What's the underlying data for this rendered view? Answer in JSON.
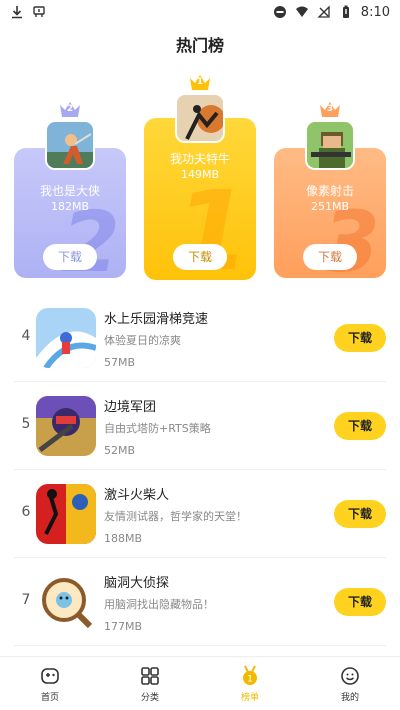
{
  "status_bar": {
    "time": "8:10"
  },
  "page_title": "热门榜",
  "podium": [
    {
      "rank": "2",
      "name": "我也是大侠",
      "size": "182MB",
      "download_label": "下载",
      "accent": "#b6b8f5",
      "btn_text_color": "#9aa0d8"
    },
    {
      "rank": "1",
      "name": "我功夫特牛",
      "size": "149MB",
      "download_label": "下载",
      "accent": "#ffca1a",
      "btn_text_color": "#c99600"
    },
    {
      "rank": "3",
      "name": "像素射击",
      "size": "251MB",
      "download_label": "下载",
      "accent": "#ffab6b",
      "btn_text_color": "#d9824c"
    }
  ],
  "list": [
    {
      "rank": "4",
      "name": "水上乐园滑梯竞速",
      "desc": "体验夏日的凉爽",
      "size": "57MB",
      "download_label": "下载"
    },
    {
      "rank": "5",
      "name": "边境军团",
      "desc": "自由式塔防+RTS策略",
      "size": "52MB",
      "download_label": "下载"
    },
    {
      "rank": "6",
      "name": "激斗火柴人",
      "desc": "友情测试器，哲学家的天堂！",
      "size": "188MB",
      "download_label": "下载"
    },
    {
      "rank": "7",
      "name": "脑洞大侦探",
      "desc": "用脑洞找出隐藏物品！",
      "size": "177MB",
      "download_label": "下载"
    }
  ],
  "bottom_nav": [
    {
      "label": "首页",
      "icon": "gamepad-icon"
    },
    {
      "label": "分类",
      "icon": "grid-icon"
    },
    {
      "label": "榜单",
      "icon": "medal-icon",
      "active": true
    },
    {
      "label": "我的",
      "icon": "smile-icon"
    }
  ],
  "colors": {
    "accent_yellow": "#ffd21f",
    "active_nav": "#f3b800"
  }
}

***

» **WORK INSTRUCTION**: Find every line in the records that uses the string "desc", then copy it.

» **WRITTEN SOLUTION**:
      "desc": "体验夏日的凉爽",
      "desc": "自由式塔防+RTS策略",
      "desc": "友情测试器，哲学家的天堂！",
      "desc": "用脑洞找出隐藏物品！",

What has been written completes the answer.